TASK PROMPT —
Your response should consist of the lines below, printed exactly.

───── DATA FOR THE TASK ─────

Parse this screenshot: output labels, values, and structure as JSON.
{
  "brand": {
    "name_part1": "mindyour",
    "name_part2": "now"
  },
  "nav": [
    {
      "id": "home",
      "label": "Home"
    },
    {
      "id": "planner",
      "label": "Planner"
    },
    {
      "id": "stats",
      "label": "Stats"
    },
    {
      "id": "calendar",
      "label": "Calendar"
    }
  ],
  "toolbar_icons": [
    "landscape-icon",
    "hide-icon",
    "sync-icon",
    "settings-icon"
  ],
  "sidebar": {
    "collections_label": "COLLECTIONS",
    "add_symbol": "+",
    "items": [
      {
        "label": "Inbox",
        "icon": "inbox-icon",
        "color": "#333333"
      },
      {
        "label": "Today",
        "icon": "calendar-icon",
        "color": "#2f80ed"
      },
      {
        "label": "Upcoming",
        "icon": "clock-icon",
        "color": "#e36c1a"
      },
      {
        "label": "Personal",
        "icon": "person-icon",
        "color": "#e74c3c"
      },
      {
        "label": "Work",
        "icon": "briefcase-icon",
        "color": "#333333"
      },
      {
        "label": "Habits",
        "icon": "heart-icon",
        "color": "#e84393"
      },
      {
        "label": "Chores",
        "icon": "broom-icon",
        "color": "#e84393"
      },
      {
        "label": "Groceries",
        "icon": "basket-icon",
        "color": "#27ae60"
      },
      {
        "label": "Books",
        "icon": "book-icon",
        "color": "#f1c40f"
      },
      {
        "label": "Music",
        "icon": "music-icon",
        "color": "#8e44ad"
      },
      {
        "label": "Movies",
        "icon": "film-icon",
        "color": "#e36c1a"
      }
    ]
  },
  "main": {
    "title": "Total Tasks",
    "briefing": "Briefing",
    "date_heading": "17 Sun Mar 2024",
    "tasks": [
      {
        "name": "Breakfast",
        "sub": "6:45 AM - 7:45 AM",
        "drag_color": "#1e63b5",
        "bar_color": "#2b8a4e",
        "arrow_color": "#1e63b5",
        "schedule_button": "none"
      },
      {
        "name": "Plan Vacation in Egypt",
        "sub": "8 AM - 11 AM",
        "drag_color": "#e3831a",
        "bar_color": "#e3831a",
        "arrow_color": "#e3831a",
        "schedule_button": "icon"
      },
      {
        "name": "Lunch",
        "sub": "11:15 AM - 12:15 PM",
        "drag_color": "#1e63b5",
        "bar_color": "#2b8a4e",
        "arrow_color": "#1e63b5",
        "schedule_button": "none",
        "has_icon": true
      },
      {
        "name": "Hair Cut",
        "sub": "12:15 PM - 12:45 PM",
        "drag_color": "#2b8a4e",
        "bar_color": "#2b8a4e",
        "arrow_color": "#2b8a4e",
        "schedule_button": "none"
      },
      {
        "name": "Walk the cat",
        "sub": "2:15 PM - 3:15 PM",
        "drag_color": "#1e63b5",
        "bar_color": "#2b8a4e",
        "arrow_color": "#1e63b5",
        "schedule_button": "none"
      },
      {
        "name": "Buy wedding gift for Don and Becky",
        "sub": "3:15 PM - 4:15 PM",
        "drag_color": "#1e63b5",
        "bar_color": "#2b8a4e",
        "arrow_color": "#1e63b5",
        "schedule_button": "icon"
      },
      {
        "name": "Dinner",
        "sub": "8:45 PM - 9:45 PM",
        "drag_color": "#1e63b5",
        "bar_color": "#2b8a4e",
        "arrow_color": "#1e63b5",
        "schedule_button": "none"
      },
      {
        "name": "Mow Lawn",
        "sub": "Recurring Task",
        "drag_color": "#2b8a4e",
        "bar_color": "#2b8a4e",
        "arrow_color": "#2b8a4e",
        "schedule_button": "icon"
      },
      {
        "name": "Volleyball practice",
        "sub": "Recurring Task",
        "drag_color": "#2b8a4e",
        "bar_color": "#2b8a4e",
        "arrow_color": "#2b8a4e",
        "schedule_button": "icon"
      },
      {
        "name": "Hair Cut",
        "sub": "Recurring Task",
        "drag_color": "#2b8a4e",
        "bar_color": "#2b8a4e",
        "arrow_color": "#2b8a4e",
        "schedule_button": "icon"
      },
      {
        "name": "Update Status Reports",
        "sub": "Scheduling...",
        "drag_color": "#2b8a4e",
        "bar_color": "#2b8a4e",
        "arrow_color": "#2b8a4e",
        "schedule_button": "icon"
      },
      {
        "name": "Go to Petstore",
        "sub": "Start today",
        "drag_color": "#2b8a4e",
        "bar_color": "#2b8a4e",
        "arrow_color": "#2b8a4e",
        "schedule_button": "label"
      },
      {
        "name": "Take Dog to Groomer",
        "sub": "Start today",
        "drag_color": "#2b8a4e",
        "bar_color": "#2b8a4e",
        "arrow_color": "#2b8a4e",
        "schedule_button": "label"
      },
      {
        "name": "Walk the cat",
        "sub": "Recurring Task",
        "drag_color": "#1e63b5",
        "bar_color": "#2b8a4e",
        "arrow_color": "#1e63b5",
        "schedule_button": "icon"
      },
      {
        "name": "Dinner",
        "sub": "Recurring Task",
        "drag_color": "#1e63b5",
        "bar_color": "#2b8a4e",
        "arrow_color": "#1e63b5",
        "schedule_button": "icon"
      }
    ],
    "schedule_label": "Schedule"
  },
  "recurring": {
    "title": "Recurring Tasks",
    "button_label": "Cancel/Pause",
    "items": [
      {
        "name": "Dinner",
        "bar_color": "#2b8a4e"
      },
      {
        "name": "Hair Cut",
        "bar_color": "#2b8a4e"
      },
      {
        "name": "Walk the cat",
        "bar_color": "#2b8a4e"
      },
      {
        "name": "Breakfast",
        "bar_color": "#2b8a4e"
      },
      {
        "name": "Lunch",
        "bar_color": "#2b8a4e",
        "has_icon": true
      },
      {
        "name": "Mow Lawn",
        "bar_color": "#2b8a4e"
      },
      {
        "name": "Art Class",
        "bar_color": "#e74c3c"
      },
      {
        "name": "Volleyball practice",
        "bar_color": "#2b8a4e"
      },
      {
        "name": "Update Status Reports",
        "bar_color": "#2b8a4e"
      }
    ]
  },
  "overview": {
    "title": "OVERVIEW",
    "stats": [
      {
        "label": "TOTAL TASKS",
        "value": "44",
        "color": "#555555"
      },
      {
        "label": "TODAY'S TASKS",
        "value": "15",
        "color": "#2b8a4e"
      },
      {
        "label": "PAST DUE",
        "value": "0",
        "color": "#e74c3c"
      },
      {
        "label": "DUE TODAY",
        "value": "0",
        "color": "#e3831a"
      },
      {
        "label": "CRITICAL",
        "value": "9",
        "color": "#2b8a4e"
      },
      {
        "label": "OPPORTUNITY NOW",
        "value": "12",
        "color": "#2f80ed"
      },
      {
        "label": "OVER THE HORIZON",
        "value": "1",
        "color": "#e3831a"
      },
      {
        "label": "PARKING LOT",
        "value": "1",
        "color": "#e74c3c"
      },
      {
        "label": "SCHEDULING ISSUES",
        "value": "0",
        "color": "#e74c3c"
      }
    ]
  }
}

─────

THE ANSWER —
Parse this screenshot: output labels, values, and structure as JSON.
{
  "brand": {
    "name_part1": "mindyour",
    "name_part2": "now"
  },
  "nav": [
    {
      "id": "home",
      "label": "Home"
    },
    {
      "id": "planner",
      "label": "Planner"
    },
    {
      "id": "stats",
      "label": "Stats"
    },
    {
      "id": "calendar",
      "label": "Calendar"
    }
  ],
  "toolbar_icons": [
    "landscape-icon",
    "hide-icon",
    "sync-icon",
    "settings-icon"
  ],
  "sidebar": {
    "collections_label": "COLLECTIONS",
    "add_symbol": "+",
    "items": [
      {
        "label": "Inbox",
        "icon": "inbox-icon",
        "color": "#333333"
      },
      {
        "label": "Today",
        "icon": "calendar-icon",
        "color": "#2f80ed"
      },
      {
        "label": "Upcoming",
        "icon": "clock-icon",
        "color": "#e36c1a"
      },
      {
        "label": "Personal",
        "icon": "person-icon",
        "color": "#e74c3c"
      },
      {
        "label": "Work",
        "icon": "briefcase-icon",
        "color": "#333333"
      },
      {
        "label": "Habits",
        "icon": "heart-icon",
        "color": "#e84393"
      },
      {
        "label": "Chores",
        "icon": "broom-icon",
        "color": "#e84393"
      },
      {
        "label": "Groceries",
        "icon": "basket-icon",
        "color": "#27ae60"
      },
      {
        "label": "Books",
        "icon": "book-icon",
        "color": "#f1c40f"
      },
      {
        "label": "Music",
        "icon": "music-icon",
        "color": "#8e44ad"
      },
      {
        "label": "Movies",
        "icon": "film-icon",
        "color": "#e36c1a"
      }
    ]
  },
  "main": {
    "title": "Total Tasks",
    "briefing": "Briefing",
    "date_heading": "17 Sun Mar 2024",
    "tasks": [
      {
        "name": "Breakfast",
        "sub": "6:45 AM - 7:45 AM",
        "drag_color": "#1e63b5",
        "bar_color": "#2b8a4e",
        "arrow_color": "#1e63b5",
        "schedule_button": "none"
      },
      {
        "name": "Plan Vacation in Egypt",
        "sub": "8 AM - 11 AM",
        "drag_color": "#e3831a",
        "bar_color": "#e3831a",
        "arrow_color": "#e3831a",
        "schedule_button": "icon"
      },
      {
        "name": "Lunch",
        "sub": "11:15 AM - 12:15 PM",
        "drag_color": "#1e63b5",
        "bar_color": "#2b8a4e",
        "arrow_color": "#1e63b5",
        "schedule_button": "none",
        "has_icon": true
      },
      {
        "name": "Hair Cut",
        "sub": "12:15 PM - 12:45 PM",
        "drag_color": "#2b8a4e",
        "bar_color": "#2b8a4e",
        "arrow_color": "#2b8a4e",
        "schedule_button": "none"
      },
      {
        "name": "Walk the cat",
        "sub": "2:15 PM - 3:15 PM",
        "drag_color": "#1e63b5",
        "bar_color": "#2b8a4e",
        "arrow_color": "#1e63b5",
        "schedule_button": "none"
      },
      {
        "name": "Buy wedding gift for Don and Becky",
        "sub": "3:15 PM - 4:15 PM",
        "drag_color": "#1e63b5",
        "bar_color": "#2b8a4e",
        "arrow_color": "#1e63b5",
        "schedule_button": "icon"
      },
      {
        "name": "Dinner",
        "sub": "8:45 PM - 9:45 PM",
        "drag_color": "#1e63b5",
        "bar_color": "#2b8a4e",
        "arrow_color": "#1e63b5",
        "schedule_button": "none"
      },
      {
        "name": "Mow Lawn",
        "sub": "Recurring Task",
        "drag_color": "#2b8a4e",
        "bar_color": "#2b8a4e",
        "arrow_color": "#2b8a4e",
        "schedule_button": "icon"
      },
      {
        "name": "Volleyball practice",
        "sub": "Recurring Task",
        "drag_color": "#2b8a4e",
        "bar_color": "#2b8a4e",
        "arrow_color": "#2b8a4e",
        "schedule_button": "icon"
      },
      {
        "name": "Hair Cut",
        "sub": "Recurring Task",
        "drag_color": "#2b8a4e",
        "bar_color": "#2b8a4e",
        "arrow_color": "#2b8a4e",
        "schedule_button": "icon"
      },
      {
        "name": "Update Status Reports",
        "sub": "Scheduling...",
        "drag_color": "#2b8a4e",
        "bar_color": "#2b8a4e",
        "arrow_color": "#2b8a4e",
        "schedule_button": "icon"
      },
      {
        "name": "Go to Petstore",
        "sub": "Start today",
        "drag_color": "#2b8a4e",
        "bar_color": "#2b8a4e",
        "arrow_color": "#2b8a4e",
        "schedule_button": "label"
      },
      {
        "name": "Take Dog to Groomer",
        "sub": "Start today",
        "drag_color": "#2b8a4e",
        "bar_color": "#2b8a4e",
        "arrow_color": "#2b8a4e",
        "schedule_button": "label"
      },
      {
        "name": "Walk the cat",
        "sub": "Recurring Task",
        "drag_color": "#1e63b5",
        "bar_color": "#2b8a4e",
        "arrow_color": "#1e63b5",
        "schedule_button": "icon"
      },
      {
        "name": "Dinner",
        "sub": "Recurring Task",
        "drag_color": "#1e63b5",
        "bar_color": "#2b8a4e",
        "arrow_color": "#1e63b5",
        "schedule_button": "icon"
      }
    ],
    "schedule_label": "Schedule"
  },
  "recurring": {
    "title": "Recurring Tasks",
    "button_label": "Cancel/Pause",
    "items": [
      {
        "name": "Dinner",
        "bar_color": "#2b8a4e"
      },
      {
        "name": "Hair Cut",
        "bar_color": "#2b8a4e"
      },
      {
        "name": "Walk the cat",
        "bar_color": "#2b8a4e"
      },
      {
        "name": "Breakfast",
        "bar_color": "#2b8a4e"
      },
      {
        "name": "Lunch",
        "bar_color": "#2b8a4e",
        "has_icon": true
      },
      {
        "name": "Mow Lawn",
        "bar_color": "#2b8a4e"
      },
      {
        "name": "Art Class",
        "bar_color": "#e74c3c"
      },
      {
        "name": "Volleyball practice",
        "bar_color": "#2b8a4e"
      },
      {
        "name": "Update Status Reports",
        "bar_color": "#2b8a4e"
      }
    ]
  },
  "overview": {
    "title": "OVERVIEW",
    "stats": [
      {
        "label": "TOTAL TASKS",
        "value": "44",
        "color": "#555555"
      },
      {
        "label": "TODAY'S TASKS",
        "value": "15",
        "color": "#2b8a4e"
      },
      {
        "label": "PAST DUE",
        "value": "0",
        "color": "#e74c3c"
      },
      {
        "label": "DUE TODAY",
        "value": "0",
        "color": "#e3831a"
      },
      {
        "label": "CRITICAL",
        "value": "9",
        "color": "#2b8a4e"
      },
      {
        "label": "OPPORTUNITY NOW",
        "value": "12",
        "color": "#2f80ed"
      },
      {
        "label": "OVER THE HORIZON",
        "value": "1",
        "color": "#e3831a"
      },
      {
        "label": "PARKING LOT",
        "value": "1",
        "color": "#e74c3c"
      },
      {
        "label": "SCHEDULING ISSUES",
        "value": "0",
        "color": "#e74c3c"
      }
    ]
  }
}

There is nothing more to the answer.